Guest starring allows actors to join a series midstream for an episode or two and then move on. In some cases, however, if the TV gods are smiling upon you, the venture can lead to a full-time role.
Kate Walsh is a notable example, going even one better. She segued from guest to regular after the first season on “Grey’s Anatomy,” then landed the lead in spinoff series “Private Practice,” which premiered last fall.
“Initially it was meant to be a five-episode arc, a little blip on the radar of Derek and Meredith,” Walsh says. “So it was definitely like hitting the jackpot when they called and said, ‘We’d love for you to be a series regular.’ It was great because I was bummed that a comedy pilot I did didn’t go, and then this show, which I really loved being on, asked me back. That just never happens.”
While Walsh is a high-profile example of moving from guest to regular, it happens more often these days with actors who don’t get the headlines that someone like Walsh receives. Most examples are in serialized shows, where a character seems to resonate with both the writers and viewers.
Jack Coleman, whose role as a shadowy figure in the “Heroes” pilot turned out to be Claire’s father, says, “It’s not like ‘CSI’ or something procedural, where you bring in a guy as a guest star and never see him again because his story is told. These stories are ever-unfolding; characters tend to get tied into stories.”
Coleman was hired for five more episodes in season one but soon heard that he might earn a contract role. “The character started making himself, if not essential, certainly an important part of the unfolding mystery,” he recalls.
In addition to Coleman, others on “Heroes” have made the transition: Cristine Rose and James Kyson Lee made the jump as well.
On “Lost,” Michael Emerson was originally slated for three episodes in 2006 — cast by the showrunners, coincidentally enough, based upon his guest-starring stint as a psychotic killer on “The Practice” — but quickly became integral to the intricate mythology of the series.
His first inkling that Ben might become a permanent character came while shooting an interrogation scene. The director asked Emerson to hint that the person pulling his strings was incredibly powerful and frightening, and the actor felt he had an intimate perspective on what made the character tick.
“I said, ‘What if that person turns out to be me?’ He looked at me, blinked a couple of times and said, ‘I can’t talk about that,’ and walked away. I thought, ‘Am I onto something here?’ ” Emerson recalls.
Olivia Wilde, Kal Penn and Peter Jacobson had a different experience on “House,” being part of a group of actors vying for three full-time roles. The situation was eerily similar to their characters — physicians competing for fellowships to work with Hugh Laurie’s irascible Dr. House.
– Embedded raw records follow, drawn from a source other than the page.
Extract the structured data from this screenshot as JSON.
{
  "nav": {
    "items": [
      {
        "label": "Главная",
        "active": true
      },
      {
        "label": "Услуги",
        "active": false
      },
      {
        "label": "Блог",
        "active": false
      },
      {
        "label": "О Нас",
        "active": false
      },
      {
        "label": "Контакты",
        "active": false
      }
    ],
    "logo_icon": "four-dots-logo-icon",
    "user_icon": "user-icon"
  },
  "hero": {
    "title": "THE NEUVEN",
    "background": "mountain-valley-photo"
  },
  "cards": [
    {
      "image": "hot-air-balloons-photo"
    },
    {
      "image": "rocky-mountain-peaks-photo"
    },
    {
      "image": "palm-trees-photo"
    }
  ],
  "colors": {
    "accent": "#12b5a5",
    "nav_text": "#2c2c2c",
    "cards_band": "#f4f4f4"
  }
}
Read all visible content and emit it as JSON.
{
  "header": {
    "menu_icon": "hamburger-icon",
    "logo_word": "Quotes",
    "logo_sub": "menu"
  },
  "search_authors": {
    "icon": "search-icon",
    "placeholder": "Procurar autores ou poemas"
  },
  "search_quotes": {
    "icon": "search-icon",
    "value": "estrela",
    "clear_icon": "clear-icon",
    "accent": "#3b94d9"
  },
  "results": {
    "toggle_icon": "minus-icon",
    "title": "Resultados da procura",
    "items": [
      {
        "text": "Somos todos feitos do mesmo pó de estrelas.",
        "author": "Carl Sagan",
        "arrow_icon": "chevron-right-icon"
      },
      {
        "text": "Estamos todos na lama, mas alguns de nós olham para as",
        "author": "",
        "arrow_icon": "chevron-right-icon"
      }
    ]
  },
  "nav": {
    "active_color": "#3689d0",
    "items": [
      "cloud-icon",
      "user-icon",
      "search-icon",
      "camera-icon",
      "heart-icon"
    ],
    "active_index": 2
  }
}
“It was kind of helpful for the work we were doing that our own lives were paralleling it so much,” Wilde says. Over their first few episodes, producers watched to see how the actors developed their characters and interacted. “It ended up being kind of an eight-episode audition.”
Wilde appreciated having a part in one episode of ratings-champ “House,” so the eight episodes leading up to learning which three actors would become regulars was a thrill.
“We all felt very lucky to have any shot, knowing if we got to stay it would be a huge life change, an amazing job,” she explains.
‘Rough out there’
Some actors enjoy job-hopping, but Coleman says most actors prefer a steady paycheck.
“It’s like manna from heaven because it’s rough out there,” Coleman says. “I’ve got a lot of really wonderful actor friends who are struggling.”
Emerson, who was content with a career full of guest spots in addition to legit work in New York, adds, “I think every actor nurses a little bit of a fantasy that they’ll nail a thing so well that the show can’t figure out how to do without them, or that the viewers will want more.”
Walsh observes that guest starring — while it can be intimidating being the new kid on the set — is more natural than going through the pilot process in that you’re already on a show that’s gone through the rigors of getting on the air.
“If I had to test for this, I don’t think I would have gotten it,” Walsh says.
Proving herself on “Grey’s” felt completely civilized. “It’s much more enjoyable than going through a massive studio and network test where it feels a little more like war.”
Adds Emerson: “I’m a guy who couldn’t get arrested to do a pilot. There was no way I was going to get on a series through the front door. I was never going to pass all those studio and network tests.”
That’s why Coleman believes a good guest role beats an audition every time.
“It’s like your network test with real people under real circumstances. It seems like not only the best way to get a job, but in some ways the only way to get a series regular these days. The landscape has changed. I know a lot of actors who feel the best way in is through a nice little arc. Then you somehow make yourself indispensable.”